What Is Macular Edema?
At Freedom Eye Care in Austin, we understand that your eyesight is important to you. That’s why we offer detection and treatment of common eye diseases such as macular edema using the most advanced eye care technology in optometry today. So, what is macular edema, how is it diagnose, and what can we do to help?
The macula is the central portion of the light-sensitive lining of the back of the eye, called the retina. When fluid builds up in the macula and causes swelling, it is referred to as macular edema.
What are the Symptoms of Macular Edema?
The macula is responsible for the majority of clear, central vision, so a disruption in its normal functioning can result in:
- Reduced visual acuity
- Distorted central vision
- Color distortion
Symptoms can vary in severity and duration. If the fluid appears suddenly, the impact on the vision can be immediate. Occasionally, the fluid can build up slowly, taking years for a person to be aware of the signs, as they may not be noticeable until the edema has advanced considerably.
What Causes Macular Edema?
Any disease or condition that damages the body’s blood vessels, that causes them to leak fluid or blood, can contribute to or cause macular edema. They include:
Diabetic Macular Edema
Diabetic macular edema (DME) is one of the most common causes of macular swelling and is a side effect of diabetic retinopathy — retinal disease specific to diabetics. Approximately 745,000 Americans have diabetic macular edema, but over half of them don’t know it yet.
Elevated blood sugar levels can cause the delicate blood vessels in the retina to weaken. As a result, the thinned blood vessel walls become more permeable to fluid and begin to leak fluid or blood into the retinal tissue.

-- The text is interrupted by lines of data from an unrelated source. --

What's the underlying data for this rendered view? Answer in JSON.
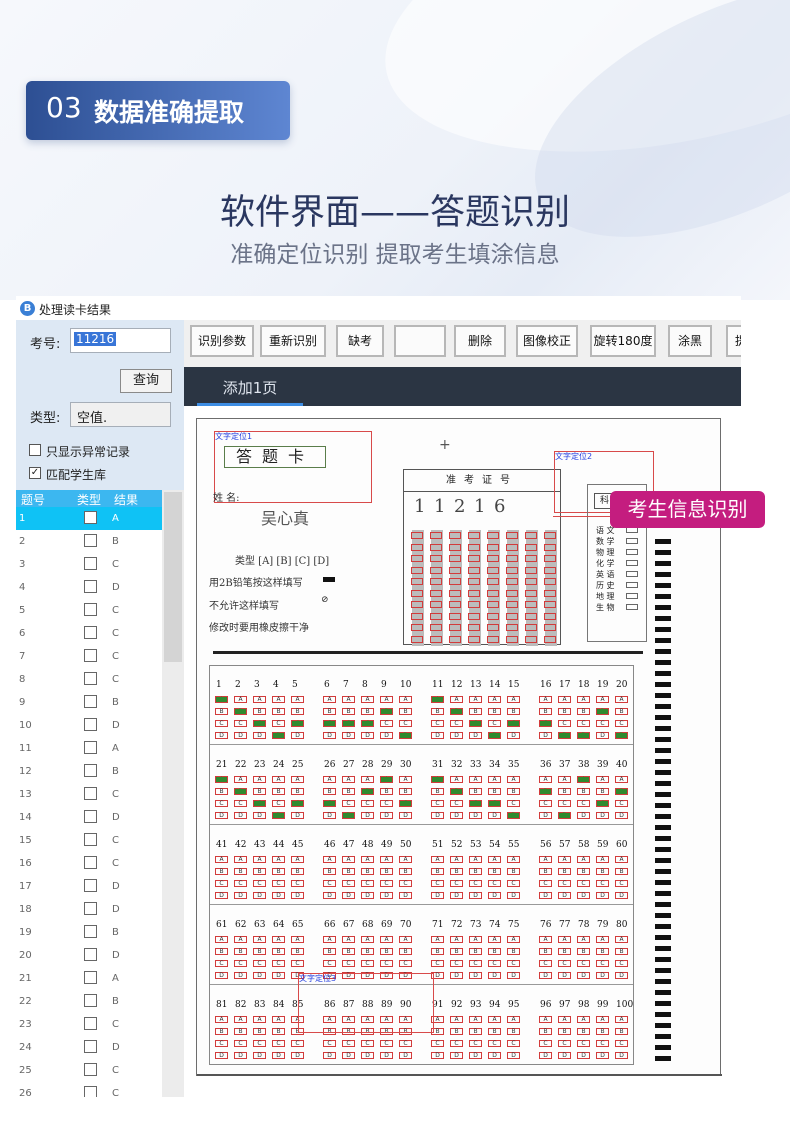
{
  "header": {
    "badge_number": "03",
    "badge_text": "数据准确提取",
    "title": "软件界面——答题识别",
    "subtitle": "准确定位识别  提取考生填涂信息"
  },
  "window": {
    "title": "处理读卡结果",
    "exam_no_label": "考号:",
    "exam_no_value": "11216",
    "query_button": "查询",
    "type_label": "类型:",
    "type_value": "空值.",
    "show_abnormal_label": "只显示异常记录",
    "show_abnormal_checked": false,
    "match_student_label": "匹配学生库",
    "match_student_checked": true,
    "table_headers": [
      "题号",
      "类型",
      "结果"
    ],
    "rows": [
      {
        "no": "1",
        "result": "A"
      },
      {
        "no": "2",
        "result": "B"
      },
      {
        "no": "3",
        "result": "C"
      },
      {
        "no": "4",
        "result": "D"
      },
      {
        "no": "5",
        "result": "C"
      },
      {
        "no": "6",
        "result": "C"
      },
      {
        "no": "7",
        "result": "C"
      },
      {
        "no": "8",
        "result": "C"
      },
      {
        "no": "9",
        "result": "B"
      },
      {
        "no": "10",
        "result": "D"
      },
      {
        "no": "11",
        "result": "A"
      },
      {
        "no": "12",
        "result": "B"
      },
      {
        "no": "13",
        "result": "C"
      },
      {
        "no": "14",
        "result": "D"
      },
      {
        "no": "15",
        "result": "C"
      },
      {
        "no": "16",
        "result": "C"
      },
      {
        "no": "17",
        "result": "D"
      },
      {
        "no": "18",
        "result": "D"
      },
      {
        "no": "19",
        "result": "B"
      },
      {
        "no": "20",
        "result": "D"
      },
      {
        "no": "21",
        "result": "A"
      },
      {
        "no": "22",
        "result": "B"
      },
      {
        "no": "23",
        "result": "C"
      },
      {
        "no": "24",
        "result": "D"
      },
      {
        "no": "25",
        "result": "C"
      },
      {
        "no": "26",
        "result": "C"
      }
    ],
    "toolbar": [
      "识别参数",
      "重新识别",
      "缺考",
      "",
      "删除",
      "图像校正",
      "旋转180度",
      "涂黑",
      "提"
    ],
    "tab_label": "添加1页"
  },
  "sheet": {
    "box1_label": "文字定位1",
    "box2_label": "文字定位2",
    "box3_label": "文字定位3",
    "card_title": "答题卡",
    "name_label": "姓  名:",
    "name_value": "吴心真",
    "exam_cert_title": "准考证号",
    "exam_digits": [
      "1",
      "1",
      "2",
      "1",
      "6"
    ],
    "type_line": "类型  [A] [B] [C] [D]",
    "instr1": "用2B铅笔按这样填写",
    "instr2": "不允许这样填写",
    "instr3": "修改时要用橡皮擦干净",
    "subject_code_title": "科目代号",
    "subjects": [
      "语  文",
      "数  学",
      "物  理",
      "化  学",
      "英  语",
      "历  史",
      "地  理",
      "生  物"
    ],
    "options": [
      "A",
      "B",
      "C",
      "D"
    ],
    "answers": [
      "A",
      "B",
      "C",
      "D",
      "C",
      "C",
      "C",
      "C",
      "B",
      "D",
      "A",
      "B",
      "C",
      "D",
      "C",
      "C",
      "D",
      "D",
      "B",
      "D",
      "A",
      "B",
      "C",
      "D",
      "C",
      "C",
      "D",
      "B",
      "A",
      "C",
      "A",
      "B",
      "C",
      "C",
      "D",
      "B",
      "D",
      "A",
      "C",
      "B"
    ]
  },
  "callout": "考生信息识别"
}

This type of macular edema usually occurs in both eyes and will worsen with prolonged uncontrolled blood sugar levels. DME is the leading cause of blindness in patients with diabetic retinopathy and can occur at any stage of diabetes.
Age-Related Macular Degeneration (AMD)
Macular degeneration occurs when the macula begins to break down, usually as a result of aging. In a severe form of AMD called ‘wet AMD,’ abnormal blood vessels grow underneath and through the retina and may leak blood or fluid into the macula. There are approximately 200,000 new cases of wet AMD each year in the United States.
Any surgery that is performed inside the eye can lead to macular edema. Examples include cataract surgery, glaucoma surgery and surgical procedures used to treat retinal disease.
Eye surgery can place pressure on the delicate retinal blood vessels, which can lead to their damage and leakage.
Retinal Vein Occlusion
Retinal vein occlusion occurs when the veins in the retina are blocked. This eye condition affects more than 1.1 million Americans and is a leading cause of vision loss caused by retinal vascular disease.
One consequence of retinal vein occlusion is poor fluid drainage and fluid buildup in the macula. The blocked vein causes increased pressure inside the blood vessel, leading to damage and fluid leakage. The severity of this type of macular edema largely depends on how many blood vessels are blocked, the blood pressure within the blood vessels and the degree of blockage.
Conditions that are associated with retinal vein occlusion: diabetes, atherosclerosis, hypertension and glaucoma.
Uveitis is a group of inflammatory eye diseases that cause swelling within the eye and destroy healthy ocular tissue. Macular edema is the most common cause of uveitis-associated sight loss.
How is Macular Edema Treated?
Treatment for macular edema will vary depending on what’s causing it. In most cases, it is essential to treat the underlying health problem, such as uncontrolled blood sugar or hypertension, as this may help stabilize, reduce or perhaps even eliminate the macular swelling.
Your eye doctor may advise treating the macular edema itself by sealing off the leaking blood vessels in the retina with a laser or injecting medication into the vitreous humor of the eye to stop the growth of abnormal blood vessels.
If these treatments are required, you will be referred to an ophthalmologist or retinal specialist for further investigations and treatment.
If the macular swelling is caused by eye inflammation, your eye doctor may prescribe anti-inflammatory medications either in the form of eye drops, pills or injections.
How We Can Help
Our practice is dedicated to keeping your eyes healthy, no matter what condition you may have. At Freedom Eye Care Lasik & Cataract Surgery Center, we treat a wide range of eye conditions and diseases, including macular edema and conditions that increase the risk of developing it.
We use the latest in diagnostic and therapeutic technology to ensure that you receive the best possible outcome. If you or a loved one have been diagnosed with macular edema or experienced any of its signs, contact Freedom Eye Care Lasik & Cataract Surgery Center to schedule a consultation.
Our practice serves patients from Austin, South Austin, Sunset Valley, and Bluff Springs, Texas and surrounding communities.